Ban Rom Sai started as an orphanage for children affected by HIV / AIDS, and was established in 1999 by Ms. Miwa Natori in the suburbs of Chiang Mai. When Natori visited a German doctor who lived in Thailand with her friend and stayed in Thailand, she helped care for HIV-infected people under the guidance of the German doctor. One day before the HIV-infected woman died, she took Natori’s hand and lamented, “I’m not worried because I’m going to heaven, but I’m really worried about the children left behind.” Natori took care of her mother, promising, “Don’t worry, I’ll take care of them.” She then set up an orphanage, Ban Rom Sai, to raise HIV-infected orphans in the suburbs of Chiang Mai. At that time, AIDS was rampant in Thailand, and many people were infected and died. Since many children lost their parents due to this disease, and many were born HIV positive through mother-infant infection, it was a quick decision to establish a living facility accommodating 30 children. At the time of establishment, many children appeared AIDS and died. Natori herself attended 10 children’s deathbed. Nowadays therapeutic drugs have become widespread, leading to a normal life and preventing mother-infant infection. Currently, Ban Rom Sai accepts HIV-infected children as well as children who have difficulty living with their parents due to various reasons.
Ban Rom Sai is operated by donations from the NPO Banromsai Japan, which sends the collected donations and profits from selling originally produced clothes and accessories. They are also making various efforts such as having soccer players and artists from Japan come and teach them so that children will be interested in art and soccer in addition to their study.

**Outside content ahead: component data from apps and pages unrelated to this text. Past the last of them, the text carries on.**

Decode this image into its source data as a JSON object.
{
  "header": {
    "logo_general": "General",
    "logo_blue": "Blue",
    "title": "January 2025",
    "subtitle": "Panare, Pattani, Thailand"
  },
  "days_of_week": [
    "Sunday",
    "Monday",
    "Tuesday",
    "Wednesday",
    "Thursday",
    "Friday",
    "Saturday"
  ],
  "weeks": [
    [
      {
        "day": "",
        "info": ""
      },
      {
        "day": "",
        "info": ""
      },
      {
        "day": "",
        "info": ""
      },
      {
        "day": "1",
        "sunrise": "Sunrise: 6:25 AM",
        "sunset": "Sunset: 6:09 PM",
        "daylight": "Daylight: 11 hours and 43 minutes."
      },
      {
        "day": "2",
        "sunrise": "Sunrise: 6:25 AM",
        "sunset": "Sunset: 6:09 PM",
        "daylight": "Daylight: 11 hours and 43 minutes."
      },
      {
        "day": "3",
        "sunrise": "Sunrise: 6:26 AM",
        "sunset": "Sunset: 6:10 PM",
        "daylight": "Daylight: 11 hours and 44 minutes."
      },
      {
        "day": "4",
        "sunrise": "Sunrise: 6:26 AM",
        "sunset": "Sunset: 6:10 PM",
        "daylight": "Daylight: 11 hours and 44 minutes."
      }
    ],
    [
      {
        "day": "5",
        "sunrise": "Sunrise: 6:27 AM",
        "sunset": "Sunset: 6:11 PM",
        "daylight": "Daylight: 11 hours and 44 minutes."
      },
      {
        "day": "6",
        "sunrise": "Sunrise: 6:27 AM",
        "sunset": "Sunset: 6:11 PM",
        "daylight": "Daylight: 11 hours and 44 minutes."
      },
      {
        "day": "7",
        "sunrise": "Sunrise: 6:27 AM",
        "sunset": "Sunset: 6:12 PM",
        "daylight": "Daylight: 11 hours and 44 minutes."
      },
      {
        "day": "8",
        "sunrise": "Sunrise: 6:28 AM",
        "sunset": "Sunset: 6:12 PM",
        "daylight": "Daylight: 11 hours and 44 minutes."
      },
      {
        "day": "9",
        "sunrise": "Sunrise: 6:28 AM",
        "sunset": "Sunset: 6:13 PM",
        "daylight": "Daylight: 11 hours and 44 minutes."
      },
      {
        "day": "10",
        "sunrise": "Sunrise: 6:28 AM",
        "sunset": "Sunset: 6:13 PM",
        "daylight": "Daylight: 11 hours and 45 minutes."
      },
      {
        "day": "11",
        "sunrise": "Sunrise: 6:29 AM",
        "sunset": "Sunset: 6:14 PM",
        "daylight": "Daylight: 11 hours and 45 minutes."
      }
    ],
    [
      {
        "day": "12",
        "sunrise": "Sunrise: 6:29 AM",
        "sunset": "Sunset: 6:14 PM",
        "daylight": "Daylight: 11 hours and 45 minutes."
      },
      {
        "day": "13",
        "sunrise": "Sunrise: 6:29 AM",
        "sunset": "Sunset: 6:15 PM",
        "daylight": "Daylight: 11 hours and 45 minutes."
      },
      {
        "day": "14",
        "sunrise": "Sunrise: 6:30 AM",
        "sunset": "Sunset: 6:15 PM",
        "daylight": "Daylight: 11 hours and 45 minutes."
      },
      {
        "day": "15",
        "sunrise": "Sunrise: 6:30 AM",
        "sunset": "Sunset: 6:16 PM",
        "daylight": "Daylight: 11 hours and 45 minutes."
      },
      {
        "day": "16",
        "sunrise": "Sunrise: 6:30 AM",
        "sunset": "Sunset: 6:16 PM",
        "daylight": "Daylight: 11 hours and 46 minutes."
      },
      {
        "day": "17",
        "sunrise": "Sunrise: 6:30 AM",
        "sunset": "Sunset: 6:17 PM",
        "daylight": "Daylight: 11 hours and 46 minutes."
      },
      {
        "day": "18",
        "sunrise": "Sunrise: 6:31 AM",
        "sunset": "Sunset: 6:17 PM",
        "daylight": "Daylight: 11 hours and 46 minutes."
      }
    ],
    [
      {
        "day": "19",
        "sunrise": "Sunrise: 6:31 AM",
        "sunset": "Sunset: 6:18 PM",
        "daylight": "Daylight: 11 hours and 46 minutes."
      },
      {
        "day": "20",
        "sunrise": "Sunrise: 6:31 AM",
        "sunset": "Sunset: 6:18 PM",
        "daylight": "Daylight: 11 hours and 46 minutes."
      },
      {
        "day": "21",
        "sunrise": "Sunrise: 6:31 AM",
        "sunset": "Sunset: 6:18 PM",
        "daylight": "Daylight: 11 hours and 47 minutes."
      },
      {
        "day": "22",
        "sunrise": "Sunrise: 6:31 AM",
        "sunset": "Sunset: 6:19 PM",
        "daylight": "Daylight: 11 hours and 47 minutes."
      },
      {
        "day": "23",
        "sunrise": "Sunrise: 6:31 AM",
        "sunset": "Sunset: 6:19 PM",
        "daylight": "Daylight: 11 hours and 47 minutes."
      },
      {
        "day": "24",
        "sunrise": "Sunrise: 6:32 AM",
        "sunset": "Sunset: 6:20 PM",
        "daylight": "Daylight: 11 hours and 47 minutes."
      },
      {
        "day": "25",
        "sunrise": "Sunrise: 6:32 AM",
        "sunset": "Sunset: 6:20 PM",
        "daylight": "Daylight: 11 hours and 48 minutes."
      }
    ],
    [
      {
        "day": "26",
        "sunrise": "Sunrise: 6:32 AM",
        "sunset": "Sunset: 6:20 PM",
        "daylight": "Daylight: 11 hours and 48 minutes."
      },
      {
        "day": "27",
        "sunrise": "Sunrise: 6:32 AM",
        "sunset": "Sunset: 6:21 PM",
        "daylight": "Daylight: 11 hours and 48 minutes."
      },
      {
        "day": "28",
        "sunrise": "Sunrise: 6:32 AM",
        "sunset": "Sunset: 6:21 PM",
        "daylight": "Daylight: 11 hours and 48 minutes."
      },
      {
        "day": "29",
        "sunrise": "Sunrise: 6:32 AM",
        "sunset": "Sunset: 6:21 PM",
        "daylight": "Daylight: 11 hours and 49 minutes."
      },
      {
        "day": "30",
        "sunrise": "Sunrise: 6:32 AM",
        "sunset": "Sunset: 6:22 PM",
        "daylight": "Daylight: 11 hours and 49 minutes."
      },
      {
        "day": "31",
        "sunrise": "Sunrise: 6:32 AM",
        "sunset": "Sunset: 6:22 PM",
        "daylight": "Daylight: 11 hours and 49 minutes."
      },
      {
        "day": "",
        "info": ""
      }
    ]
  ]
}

OCA has been cooperating with the operation of library projects since 2013. We donate 400,000 yen every year. The library is an after-school place for not only the children of Ban Rom Sai, but also the children of the village. Previously, there was a prejudice against HIV infection and orphans in the area, and Ban Rom Sai and the children were isolated, but by opening the library, Ban Rom Sai children and local children became participating in the event together. The mutual understanding deepened by studying, and now it has become the center of communication in the region. Not only you can acquire knowledge by reading books, but you can also acquire public rules such as using computers in order and taking good care of books.
Donations to OCA’s library project include not only the purchase of new books and DVDs, but also the purchase of prizes for reading impression contests and Thai holiday-themed essay and picture contests, and maintenance costs for computers and printers. It is used to support operating expenses such as purchasing consumables. We hope that the use of this facility will improve the quality of education for children and help close the gap in educational opportunities between urban and rural areas. We want it to be a place where children can develop their dreams for the future.